Interestingly, in 1996 Dr Sandy Macara, the then chairman of the British Medical Association and a former smoker, wrote (Western Daily Press), 'I don't accept that smokers are truly addicted to tobacco. I think they have a habit ... I believe the majority of smokers could stop tomorrow - no, today - if they really wanted to.'

Language of addiction

Dr Macara was possibly influenced by his own experience of giving up and by a BMA handbook, 'Help Your Patient Stop', which stated that 'A balance needs to be struck, acknowledging the potential difficulties of stopping as well as the ease with which many smokers manage to stop.' That was published in 1988 when 2,000 people a day were said to be giving up.

For once the evidence is in the statistics. In the 1950s 80% of all men smoked. Since then the figure has dropped to just 28% of men and 26% of women.
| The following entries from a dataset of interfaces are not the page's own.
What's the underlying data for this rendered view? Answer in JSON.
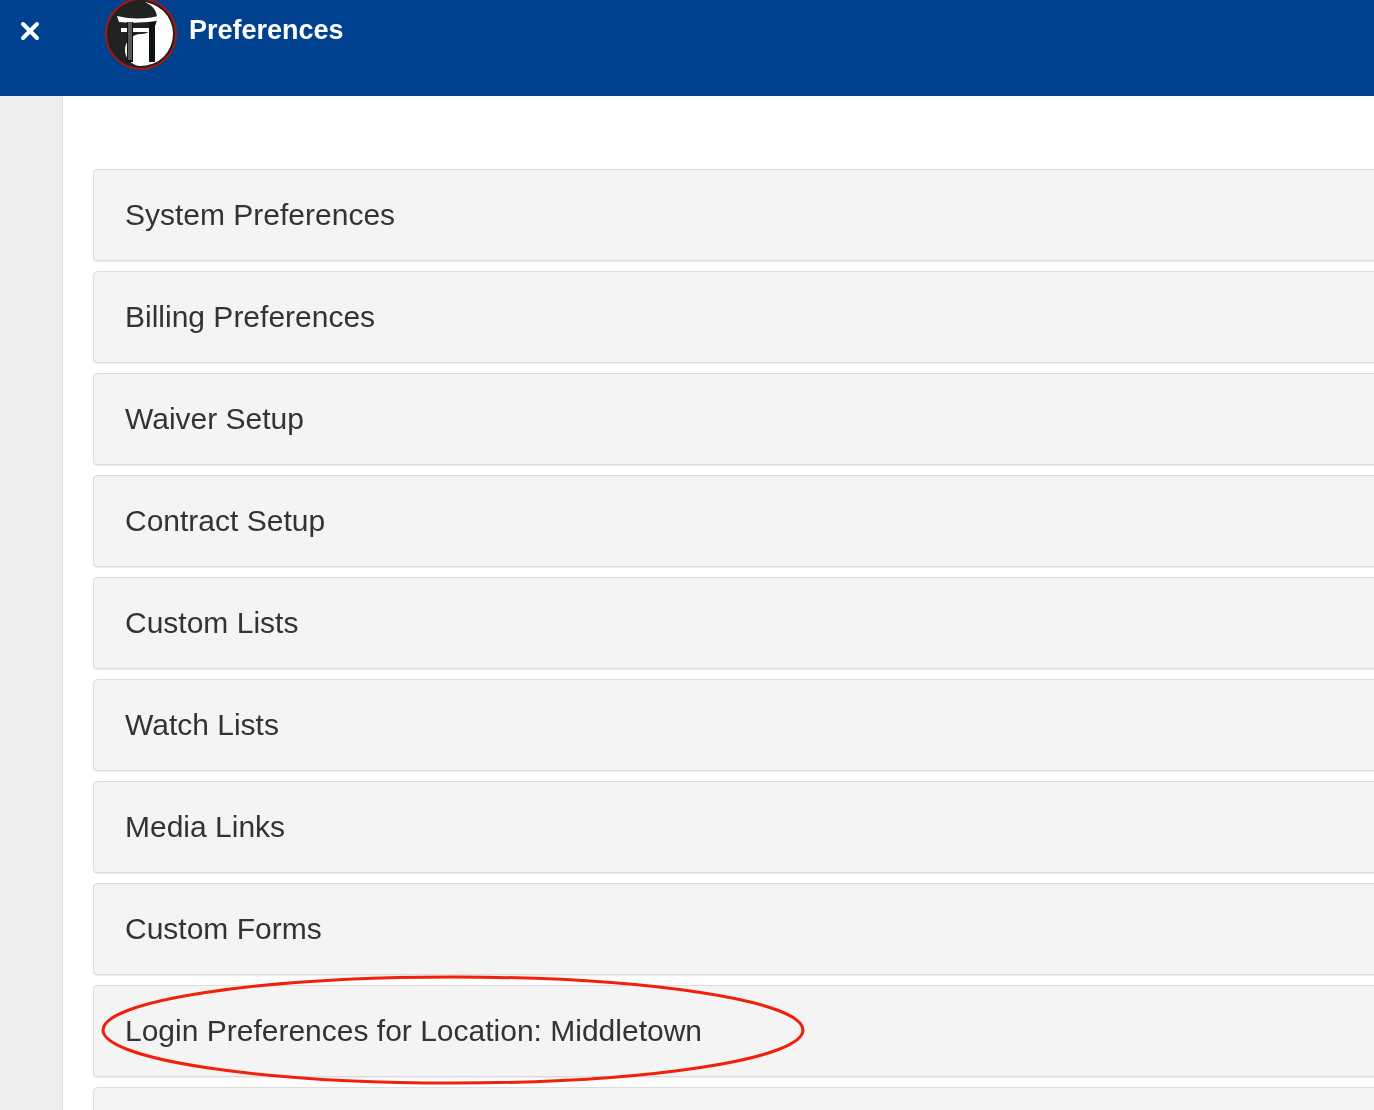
{
  "header": {
    "title": "Preferences"
  },
  "panels": [
    {
      "label": "System Preferences",
      "circled": false
    },
    {
      "label": "Billing Preferences",
      "circled": false
    },
    {
      "label": "Waiver Setup",
      "circled": false
    },
    {
      "label": "Contract Setup",
      "circled": false
    },
    {
      "label": "Custom Lists",
      "circled": false
    },
    {
      "label": "Watch Lists",
      "circled": false
    },
    {
      "label": "Media Links",
      "circled": false
    },
    {
      "label": "Custom Forms",
      "circled": false
    },
    {
      "label": "Login Preferences for Location: Middletown",
      "circled": true
    }
  ]
}
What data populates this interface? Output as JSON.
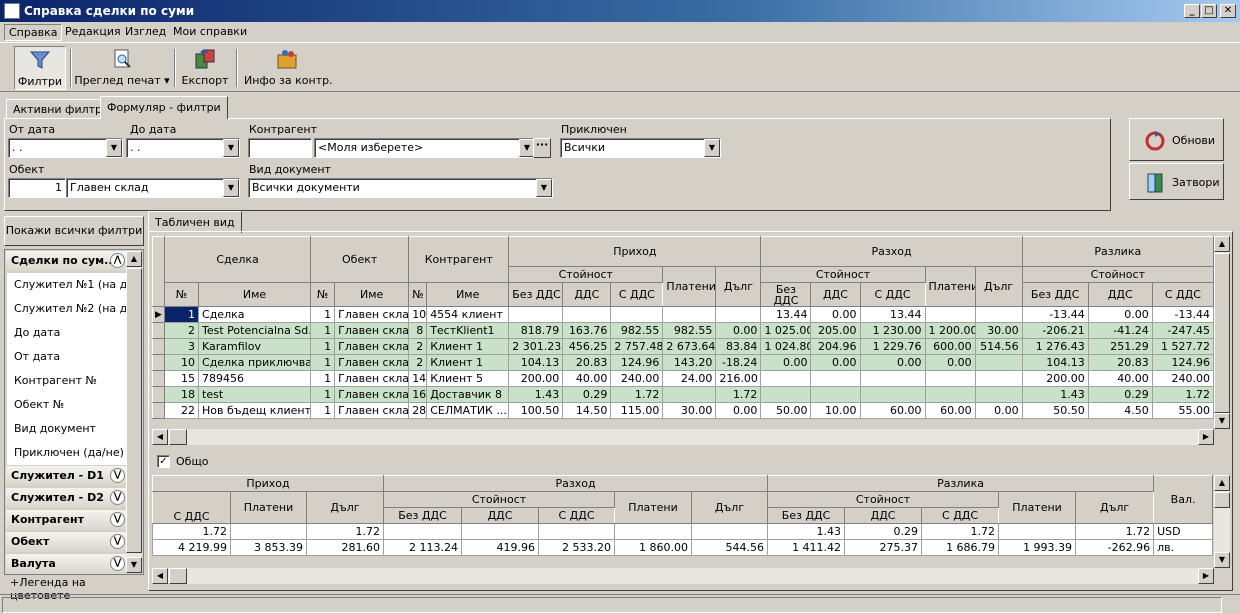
{
  "window": {
    "title": "Справка сделки по суми",
    "min": "_",
    "max": "□",
    "close": "✕"
  },
  "menu": [
    "Справка",
    "Редакция",
    "Изглед",
    "Мои справки"
  ],
  "toolbar": {
    "filters": "Филтри",
    "print_preview": "Преглед печат",
    "export": "Експорт",
    "info": "Инфо за контр."
  },
  "tabs": {
    "active_filters": "Активни филтри",
    "form_filters": "Формуляр - филтри"
  },
  "filters": {
    "from_date_label": "От дата",
    "from_date_value": " .  .",
    "to_date_label": "До дата",
    "to_date_value": " .  .",
    "contractor_label": "Контрагент",
    "contractor_code": "",
    "contractor_value": "<Моля изберете>",
    "contractor_more": "···",
    "case_label": "Приключен",
    "case_value": "Всички",
    "object_label": "Обект",
    "object_code": "1",
    "object_value": "Главен склад",
    "doc_type_label": "Вид документ",
    "doc_type_value": "Всички документи"
  },
  "buttons": {
    "refresh": "Обнови",
    "close": "Затвори"
  },
  "left": {
    "show_all": "Покажи всички филтри",
    "group_open": "Сделки по сум...",
    "items": [
      "Служител №1 (на док.",
      "Служител №2 (на док.",
      "До дата",
      "От дата",
      "Контрагент №",
      "Обект №",
      "Вид документ",
      "Приключен (да/не)"
    ],
    "groups": [
      "Служител - D1",
      "Служител - D2",
      "Контрагент",
      "Обект",
      "Валута"
    ],
    "legend": "+Легенда на цветовете"
  },
  "grid_tab": "Табличен вид",
  "grid": {
    "h_deal": "Сделка",
    "h_object": "Обект",
    "h_contr": "Контрагент",
    "h_income": "Приход",
    "h_expense": "Разход",
    "h_diff": "Разлика",
    "h_value": "Стойност",
    "h_paid": "Платени",
    "h_debt": "Дълг",
    "h_novat": "Без ДДС",
    "h_novat2": "Без\nДДС",
    "h_vat": "ДДС",
    "h_withvat": "С ДДС",
    "h_no": "№",
    "h_name": "Име",
    "rows": [
      {
        "n": "1",
        "name": "Сделка",
        "on": "1",
        "obj": "Главен склад",
        "cn": "10",
        "contr": "4554 клиент",
        "i1": "",
        "i2": "",
        "i3": "",
        "ip": "",
        "id": "",
        "e1": "13.44",
        "e2": "0.00",
        "e3": "13.44",
        "ep": "",
        "ed": "",
        "d1": "-13.44",
        "d2": "0.00",
        "d3": "-13.44",
        "green": false,
        "sel": true
      },
      {
        "n": "2",
        "name": "Test Potencialna Sd...",
        "on": "1",
        "obj": "Главен склад",
        "cn": "8",
        "contr": "ТестKlient1",
        "i1": "818.79",
        "i2": "163.76",
        "i3": "982.55",
        "ip": "982.55",
        "id": "0.00",
        "e1": "1 025.00",
        "e2": "205.00",
        "e3": "1 230.00",
        "ep": "1 200.00",
        "ed": "30.00",
        "d1": "-206.21",
        "d2": "-41.24",
        "d3": "-247.45",
        "green": true,
        "sel": false
      },
      {
        "n": "3",
        "name": "Karamfilov",
        "on": "1",
        "obj": "Главен склад",
        "cn": "2",
        "contr": "Клиент 1",
        "i1": "2 301.23",
        "i2": "456.25",
        "i3": "2 757.48",
        "ip": "2 673.64",
        "id": "83.84",
        "e1": "1 024.80",
        "e2": "204.96",
        "e3": "1 229.76",
        "ep": "600.00",
        "ed": "514.56",
        "d1": "1 276.43",
        "d2": "251.29",
        "d3": "1 527.72",
        "green": true,
        "sel": false
      },
      {
        "n": "10",
        "name": "Сделка приключване",
        "on": "1",
        "obj": "Главен склад",
        "cn": "2",
        "contr": "Клиент 1",
        "i1": "104.13",
        "i2": "20.83",
        "i3": "124.96",
        "ip": "143.20",
        "id": "-18.24",
        "e1": "0.00",
        "e2": "0.00",
        "e3": "0.00",
        "ep": "0.00",
        "ed": "",
        "d1": "104.13",
        "d2": "20.83",
        "d3": "124.96",
        "green": true,
        "sel": false
      },
      {
        "n": "15",
        "name": "789456",
        "on": "1",
        "obj": "Главен склад",
        "cn": "14",
        "contr": "Клиент 5",
        "i1": "200.00",
        "i2": "40.00",
        "i3": "240.00",
        "ip": "24.00",
        "id": "216.00",
        "e1": "",
        "e2": "",
        "e3": "",
        "ep": "",
        "ed": "",
        "d1": "200.00",
        "d2": "40.00",
        "d3": "240.00",
        "green": false,
        "sel": false
      },
      {
        "n": "18",
        "name": "test",
        "on": "1",
        "obj": "Главен склад",
        "cn": "16",
        "contr": "Доставчик 8",
        "i1": "1.43",
        "i2": "0.29",
        "i3": "1.72",
        "ip": "",
        "id": "1.72",
        "e1": "",
        "e2": "",
        "e3": "",
        "ep": "",
        "ed": "",
        "d1": "1.43",
        "d2": "0.29",
        "d3": "1.72",
        "green": true,
        "sel": false
      },
      {
        "n": "22",
        "name": "Нов бъдещ клиент",
        "on": "1",
        "obj": "Главен склад",
        "cn": "28",
        "contr": "СЕЛМАТИК ...",
        "i1": "100.50",
        "i2": "14.50",
        "i3": "115.00",
        "ip": "30.00",
        "id": "0.00",
        "e1": "50.00",
        "e2": "10.00",
        "e3": "60.00",
        "ep": "60.00",
        "ed": "0.00",
        "d1": "50.50",
        "d2": "4.50",
        "d3": "55.00",
        "green": false,
        "sel": false
      }
    ]
  },
  "total_label": "Общо",
  "totals": {
    "h_currency": "Вал.",
    "rows": [
      {
        "i3": "1.72",
        "ip": "",
        "id": "1.72",
        "e1": "",
        "e2": "",
        "e3": "",
        "ep": "",
        "ed": "",
        "d1": "1.43",
        "d2": "0.29",
        "d3": "1.72",
        "dp": "",
        "dd": "1.72",
        "cur": "USD"
      },
      {
        "i3": "4 219.99",
        "ip": "3 853.39",
        "id": "281.60",
        "e1": "2 113.24",
        "e2": "419.96",
        "e3": "2 533.20",
        "ep": "1 860.00",
        "ed": "544.56",
        "d1": "1 411.42",
        "d2": "275.37",
        "d3": "1 686.79",
        "dp": "1 993.39",
        "dd": "-262.96",
        "cur": "лв."
      }
    ]
  }
}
In total eleven million people have given up smoking in Britain alone, hardly the sign of a nation addicted to nicotine.

For most people smoking is simply a habit, a difficult one for some people to break should they choose to, but a habit nonetheless. In fact, describing it as an addiction is often counter-productive because it gives people the perfect excuse not to give up. After all, they reason, it's not their fault they smoke. They're addicted and there's nothing they can do about it.

The language of addiction is hopelessly self-defeating. A couple of years ago health campaigners spoke of a cigarette being the equivalent of a 'dirty syringe used by heroin addicts'. Ordinary smokers switched off in droves when they heard this because few (if any) tobacco smokers would ever dream of comparing themselves to a heroin addict. FOREST spokesmen pointed this out at every opportunity and the comparison appears, for the moment, to have been dropped.

Why the addiction argument is so popular

There's a great deal of hypocrisy surrounding the addiction argument. After all, if smoking is so addictive why does the anti-smoking lobby try so hard to ban smoking in all public places? Surely, if smokers are as addicted as they say, prohibition is simply going to increase their suffering.

No, the reason the addiction argument is so popular among anti-smokers is because it takes away the important concepts of free choice and personal responsibility. By arguing so vociferously that smokers are 'slaves to the ****', the anti-smokers are trying to undermine the idea (held by FOREST and by many other people) that by choosing to smoke adult smokers are old enough to decide their own lifestyle and are merely exercising their own free will.

This in turn gives anti-smokers the excuse to insist that the state must apply the tightest restrictions on smokers 'for their own good'. What the killjoys cannot accept is that a great many people enjoy smoking and take pleasure from it. The fact that they smoke has nothing to do with addiction.

The truth is that although smoking, like many other habits, can be a difficult one to break, millions of smokers have successfully quit and the vast majority do so without the need for drugs, patches, acupuncture or hypnotherapy. Ultimately, it all comes down to willpower. You've either got it - or you haven't.

Reply With Quote